CBR's Guide to Free Comic Book Day 2016
Aging video game webcomics are fascinating, as tastes and opinions change as the creator gets older. Perhaps with the pressures of work and family, he or she doesn’t have the luxury of investing so much time into playing all the latest releases. The writer, then, needs to find a new angle to keep things interesting. For instance, Tim Buckley of Ctrl+Alt+Del made waves some time ago by eliminating his main cast and focusing on color-coded players who’d only appeared in gag strips.
Debuting in 2006, Scott DeWitt’s Fanboys is one of the many webcomics that seemed to appear in the wake of the explosive popularity of Penny Arcade. The setup is familiar: two guys and a girl sitting on a couch with controllers clutched in their hands. Each character was even a hardcore fan of a specific console; the childlike Lemmy played Nintendo, the grouchy Paul played Playstation, and the cheerful (yet aggressively competitive) Sylvia preferred Xbox. The three even exclusively wore clothes of their gaming system … which was the chief defining point of their characterizations. This was a Penny Arcade clone, after all, which means random humor, violence and a rude disrespect for authority.
Flash forward to today: The updates are more sparse, as if DeWitt knows that the glory of being the next Penny Arcade has passed him by, and the characters are now wearing relatively normal outfits, as the days of gamer loyalty have passed them by (with some exceptions). Jokes are now about what to call bouncy castles. Serioustalk, y’all — Fanboys has gotten all dads up. (DeWitt himself would likely be the first person to admit this.)
That extends to the storytelling, which has moved beyond dudes comically getting their heads blown up to characters struggling with midlife crises. Seriously! 2012’s “Red Letter Day” finds Sylvia, the hardcore Xbox advocate, dissatisfied with her day job. Her anxieties fuel a dream journey that’s inked, colored and composed like a Spümcø cartoon. There’s some violence here, but compared to early Fanboys it’s almost zenlike: When Paul suddenly stomps on the brakes, Sylvia smashes her head on the dash. Her nose bleeds; blood stains her face and her palms. Paul smugly dismisses it, saying, “Lemmy, tell her she’s beautiful.”
Sylvia has reached a mental breaking point. After quitting her job in a fit of fury, she gets a break when the boys decide to buy her a toy store that she has fond memories of as a kid. She uses the building to follow her dreams by turning it into a video game store.
It’s similar to a Ctrl+Alt+Del development that ran before Buckley rebooted the series: Ethan takes ownership of a video game store after a typically wacky deus ex machina where the owner simply hands over the deed.

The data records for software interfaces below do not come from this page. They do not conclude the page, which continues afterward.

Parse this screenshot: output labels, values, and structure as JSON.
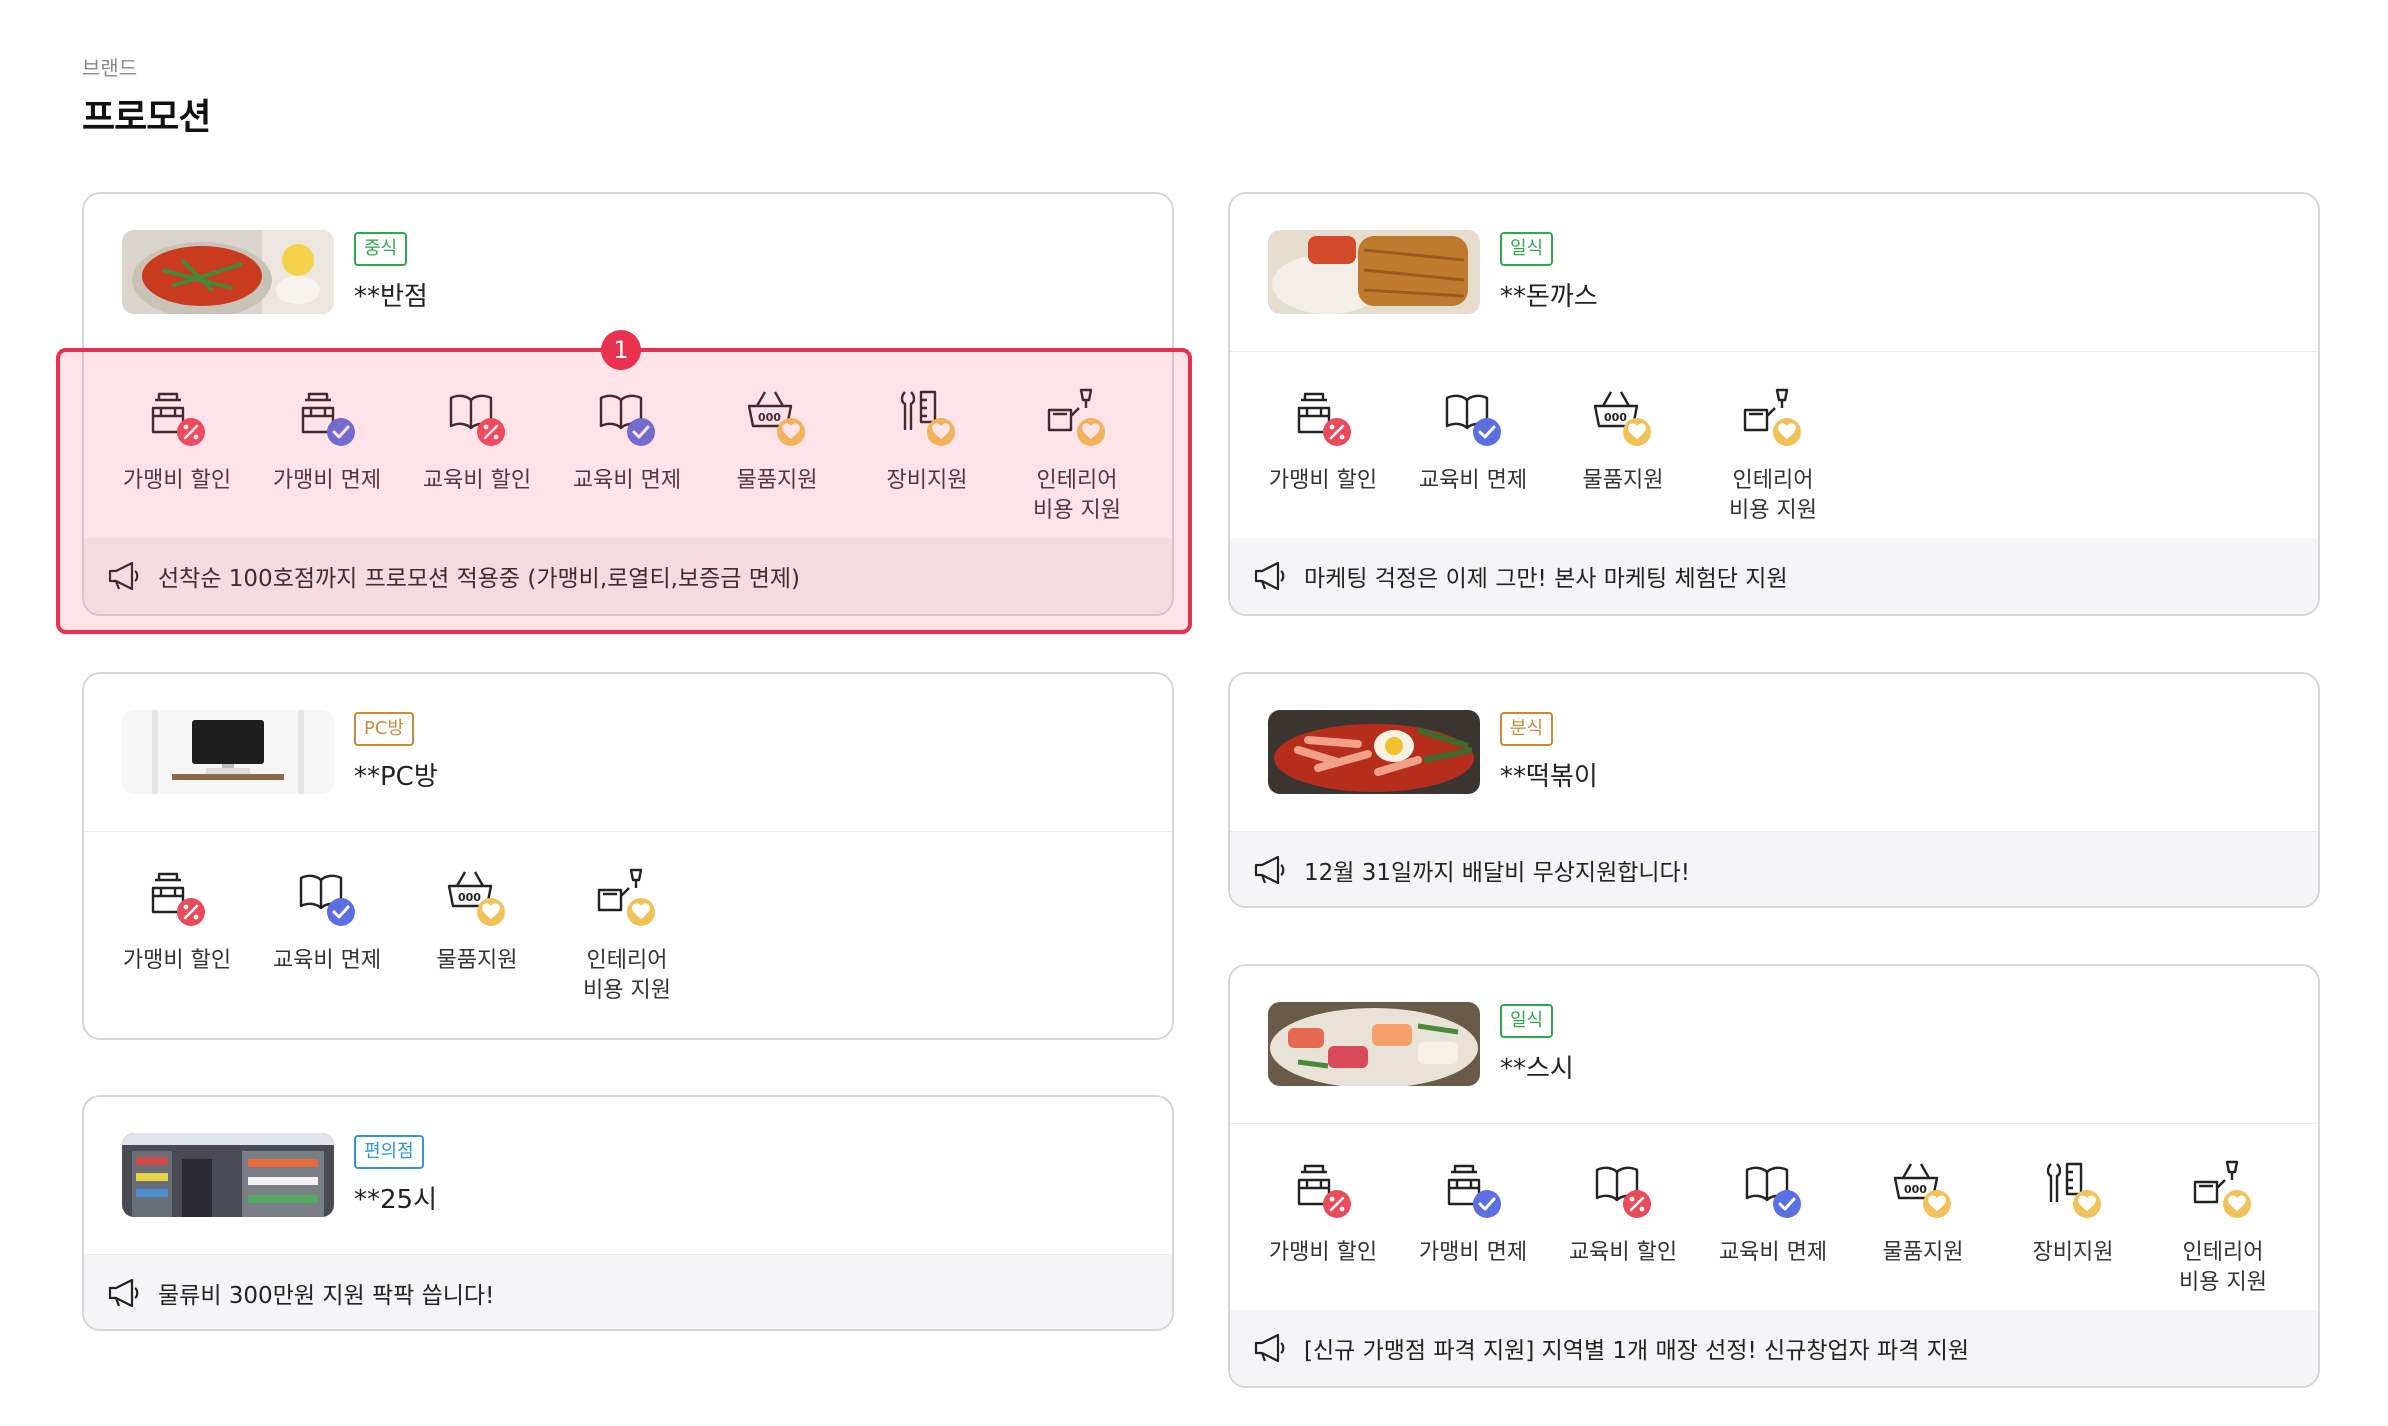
{
  "header": {
    "breadcrumb": "브랜드",
    "title": "프로모션"
  },
  "colors": {
    "accent": "#e9314d",
    "discount": "#ea4b5a",
    "exempt": "#5b6fe0",
    "support": "#f0c35a"
  },
  "benefit_labels": {
    "franchise_discount": "가맹비 할인",
    "franchise_exempt": "가맹비 면제",
    "education_discount": "교육비 할인",
    "education_exempt": "교육비 면제",
    "goods_support": "물품지원",
    "equipment_support": "장비지원",
    "interior_support": "인테리어\n비용 지원"
  },
  "cards": [
    {
      "category": "중식",
      "name": "**반점",
      "notice": "선착순 100호점까지 프로모션 적용중 (가맹비,로열티,보증금 면제)"
    },
    {
      "category": "일식",
      "name": "**돈까스",
      "notice": "마케팅 걱정은 이제 그만! 본사 마케팅 체험단 지원"
    },
    {
      "category": "PC방",
      "name": "**PC방"
    },
    {
      "category": "분식",
      "name": "**떡볶이",
      "notice": "12월 31일까지 배달비 무상지원합니다!"
    },
    {
      "category": "편의점",
      "name": "**25시",
      "notice": "물류비 300만원 지원 팍팍 씁니다!"
    },
    {
      "category": "일식",
      "name": "**스시",
      "notice": "[신규 가맹점 파격 지원] 지역별 1개 매장 선정! 신규창업자 파격 지원"
    }
  ],
  "annotation": {
    "badge": "1"
  }
}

Perhaps Fanboys is simply mimicking other gaming comics again? If it is, I’d like to think Fanboys is the one that’s doing the story right.
What sets Fanboys apart is the story’s tone. It’s not about being a child forever, but about the pains of growing up. “Red Letter Day” is melancholy and reflective … with an almost Lynchian flavor. In her dreams, Sylvia’s boyfriend is a shirtless, musclebound hunk, and Paul is killed repeatedly. Then, in the real world, the first customer inexplicably is a giant with bloodstained money. Is it a video game reference? Maybe it is! But I prefer being a little in the dark and imagining this scene as a strange nonsequitur that confidently strides the line between creepiness and comedy.
If you’re not a big gamer, the big reason to be reading Fanboys is DeWitt’s emphasis on rendering silly faces. He succeeds in silent moments that are a study in conveying a story through contorted facial expressions: bulgy eyes, curled lips, flared nostrils. The same image gets repeated so we can see one face’s slow motion transformation. It’s a conscious statement that seems to say, “This may be a comic about video games, but I care about the art of cartooning, too.”